SG: “I would say it boils down to cost. Although I now earn a healthy living from music and pay my band well, I frequently find I lack the immediate cash injection I need for things I want right now, like a website overhaul. Also, I have been lucky and sold out clubs and arts centers on a combination of minimum fee + ticket sales. I am conscious however; that if a gig were not promoted effectively it could hit the artist’s pocket because I have to pay my band’s fees, petrol and accommodation no matter what. Plus, venues are where the majority of my albums are sold. Outside of London around 80 % of the audience will buy my CD and want me to sign it. My CD functions as a souvenir as well as an audio product. “
AG: What are the benefits to 360 deals for artists and labels?
SG: “I take £8 of every £10 from CDs and all touring money, less my agent’s 10%. I can see that some 360 deals are advantageous. Artists get ‘out there’ and RC can recoup costs. It sounds like a very creative solution.”
AG: What sites and tools do you use to get your music discovered by future fans, bloggers and industry critics, promote gigs, market/manage fans, promote to trade, distribute music or other files and most importantly to generate income?
SG: “I use facebook, myspace and my own email list which accumulates on the contact option on my website. My record company in Italy put me on every digital platform.”
AG: If you could create any new business to help you reduce the amount of time you have to manage your career as opposed to playing music, what would that business be?
SG: “A service that collates fan data and sends mail outs accordingly. Mail outs to my fan bass can take me up to four hours.”
AG: What are the best ways for brands and artists to work together?
SG: “Mutual endorsement. I have the British designer Kait Bolongaro (who started the chain All Saints) supplying me with free clothes – but I could benefit from musical instrument branding. The saxophonist in my band who produced my album is sponsored by Salma.”
AG: What do you think of online music collaboration services?
SG: “I haven’t sought them out.”
AG: Where do you go to listen to music online?
SG: “Spotify and youtube for videos.”
AG: What music mobile services do you use as a fan or an artist?
SG: “My mobile accoustic guitar.”
AG: What do you think of sites like sellaband, soundcloud, audiotube, MySpace Music, We7, spoonfed, gigulate, bambuser and social networks sites like bebo, facebook and sonico?
SG: “I think they democratize music and put the power in the hands of the artist and his or her potential audience. The downside is that the internet is saturated. Believing as I do, in the Darwinian nature of the free market, I expect pathways to evolve where the greatest music can organically rise to the top.”
AG: The multi-million pound question – What do you think the industry will look like 5 years from now?
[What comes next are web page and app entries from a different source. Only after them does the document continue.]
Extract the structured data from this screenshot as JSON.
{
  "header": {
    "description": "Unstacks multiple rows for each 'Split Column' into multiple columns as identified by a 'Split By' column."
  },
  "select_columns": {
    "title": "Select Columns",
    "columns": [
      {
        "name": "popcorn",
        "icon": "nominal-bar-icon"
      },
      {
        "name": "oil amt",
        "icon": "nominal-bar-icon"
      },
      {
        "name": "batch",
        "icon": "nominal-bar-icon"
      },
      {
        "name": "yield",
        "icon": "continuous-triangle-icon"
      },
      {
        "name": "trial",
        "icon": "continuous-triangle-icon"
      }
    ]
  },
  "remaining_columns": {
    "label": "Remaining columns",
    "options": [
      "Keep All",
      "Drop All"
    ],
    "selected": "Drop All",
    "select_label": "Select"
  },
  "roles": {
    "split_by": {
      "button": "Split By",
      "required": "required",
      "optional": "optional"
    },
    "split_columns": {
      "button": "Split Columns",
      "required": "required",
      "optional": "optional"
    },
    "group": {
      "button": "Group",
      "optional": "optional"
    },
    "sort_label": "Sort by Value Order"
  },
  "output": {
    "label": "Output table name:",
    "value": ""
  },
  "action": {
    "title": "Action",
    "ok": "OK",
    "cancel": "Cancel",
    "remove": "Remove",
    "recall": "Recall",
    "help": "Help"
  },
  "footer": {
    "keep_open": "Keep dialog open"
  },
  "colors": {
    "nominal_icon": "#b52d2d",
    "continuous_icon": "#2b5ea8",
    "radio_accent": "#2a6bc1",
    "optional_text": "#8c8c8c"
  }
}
SG: “A year ago I was certain it would be 100 % digital. The new Apple doesn’t even have a disc option. However, the sales of my CDs in towns and cities across England have made me wonder. I am a singer songwriter and I can see that my audience still enjoy a tangible booklet of lyrics. Hopefully for me, I’ll have a great deal with a label that loves me and I won’t have to continue to do all the business bullshit myself.”
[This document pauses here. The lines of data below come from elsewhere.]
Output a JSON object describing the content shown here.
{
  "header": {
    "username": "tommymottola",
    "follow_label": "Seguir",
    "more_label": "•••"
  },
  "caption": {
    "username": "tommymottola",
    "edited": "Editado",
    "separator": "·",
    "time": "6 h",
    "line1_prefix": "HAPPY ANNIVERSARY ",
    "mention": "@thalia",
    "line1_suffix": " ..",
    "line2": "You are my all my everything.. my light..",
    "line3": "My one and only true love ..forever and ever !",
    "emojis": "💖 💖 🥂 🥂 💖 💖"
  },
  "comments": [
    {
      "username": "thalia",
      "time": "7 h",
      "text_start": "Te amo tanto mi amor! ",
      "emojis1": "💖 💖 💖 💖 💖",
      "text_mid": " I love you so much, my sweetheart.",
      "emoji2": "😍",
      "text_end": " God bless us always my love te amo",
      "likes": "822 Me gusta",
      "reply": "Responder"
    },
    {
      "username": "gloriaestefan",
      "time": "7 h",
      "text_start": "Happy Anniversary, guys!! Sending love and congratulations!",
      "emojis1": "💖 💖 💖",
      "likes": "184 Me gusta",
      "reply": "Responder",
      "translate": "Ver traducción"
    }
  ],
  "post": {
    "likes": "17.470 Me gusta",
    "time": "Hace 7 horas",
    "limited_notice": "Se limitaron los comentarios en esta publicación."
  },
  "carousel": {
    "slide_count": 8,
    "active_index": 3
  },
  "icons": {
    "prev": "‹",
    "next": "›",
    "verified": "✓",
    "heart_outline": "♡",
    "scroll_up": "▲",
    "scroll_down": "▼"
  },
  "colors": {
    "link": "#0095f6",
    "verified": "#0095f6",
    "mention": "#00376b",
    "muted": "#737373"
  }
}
AG: If 5 years is too far ahead to think about, what have you got planned for the next few months?
SG: “I have a single out in August. We have a plugger getting us on Radio 2 play list for points on subsequent album sales, which is great for us. I am signing an international publishing deal this week and I have gigs in Shepherds Bush Empire, Pizza Express Jazz Club, the Borderline and many arts centers this fall. In the winter I will start recording my next record.”
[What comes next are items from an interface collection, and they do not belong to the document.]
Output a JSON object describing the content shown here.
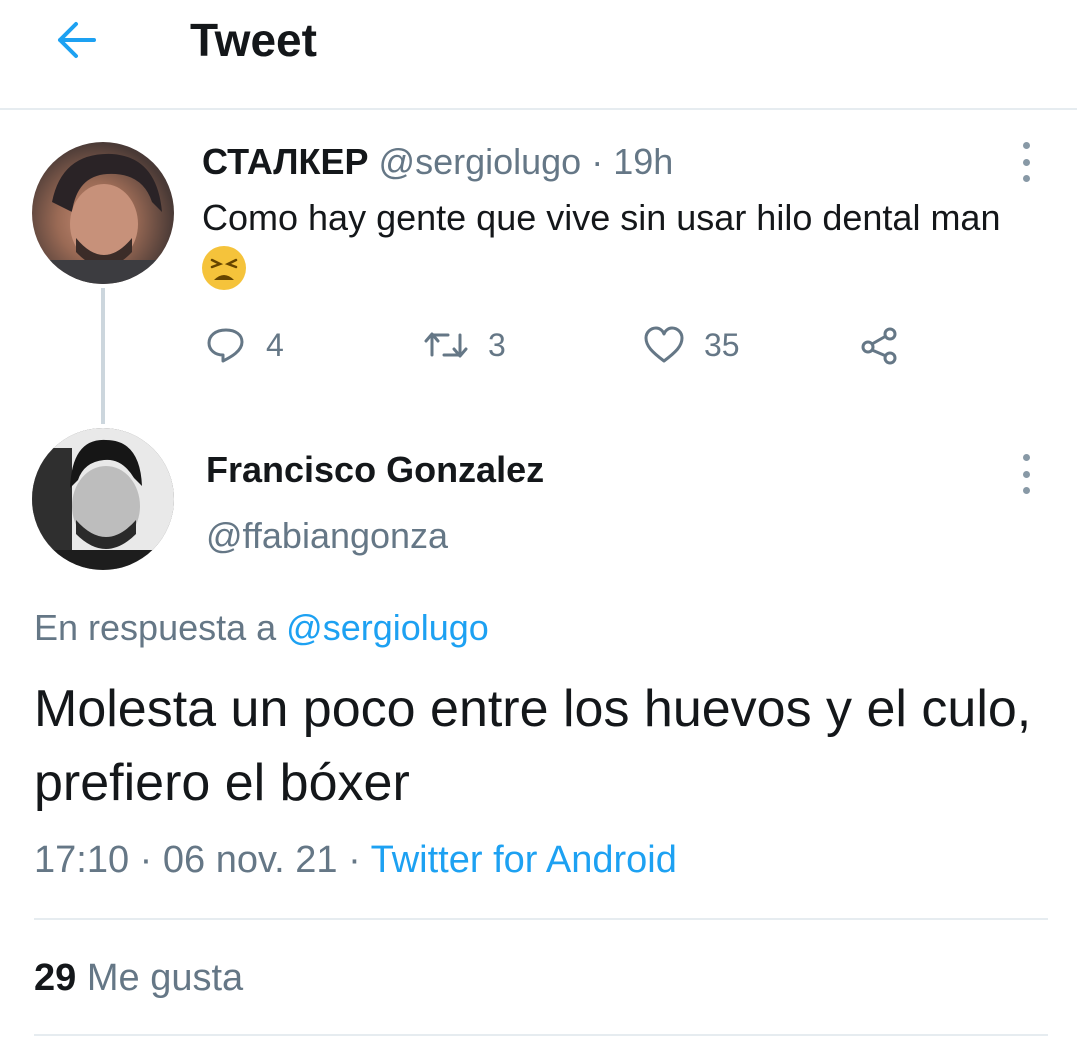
{
  "header": {
    "title": "Tweet",
    "back_icon": "arrow-left-icon",
    "accent_color": "#1da1f2"
  },
  "parent_tweet": {
    "display_name": "СТАЛКЕР",
    "handle": "@sergiolugo",
    "separator": "·",
    "time": "19h",
    "text": "Como hay gente que vive sin usar hilo dental man",
    "emoji": "tired-face-emoji",
    "actions": {
      "reply_count": "4",
      "retweet_count": "3",
      "like_count": "35"
    }
  },
  "main_tweet": {
    "display_name": "Francisco Gonzalez",
    "handle": "@ffabiangonza",
    "reply_prefix": "En respuesta a",
    "reply_to": "@sergiolugo",
    "text": "Molesta un poco entre los huevos y el culo, prefiero el bóxer",
    "time": "17:10",
    "separator": "·",
    "date": "06 nov. 21",
    "source": "Twitter for Android",
    "likes_count": "29",
    "likes_label": "Me gusta"
  }
}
Sarah Gillespie’s releasing a new single called How the Mighty Fall in shops in August with two new bonus tracks, the acoustic Big Mistake and the timely credit crunch anthem Nobody Knows You When You’re Down and Out by Bessie Smith available to watch now on youtube. The single, How the Mighty Fall, is available on iTunes now. Her album Stalking Juliet hit the shops in April 2009 on Egea Records to rave reviews.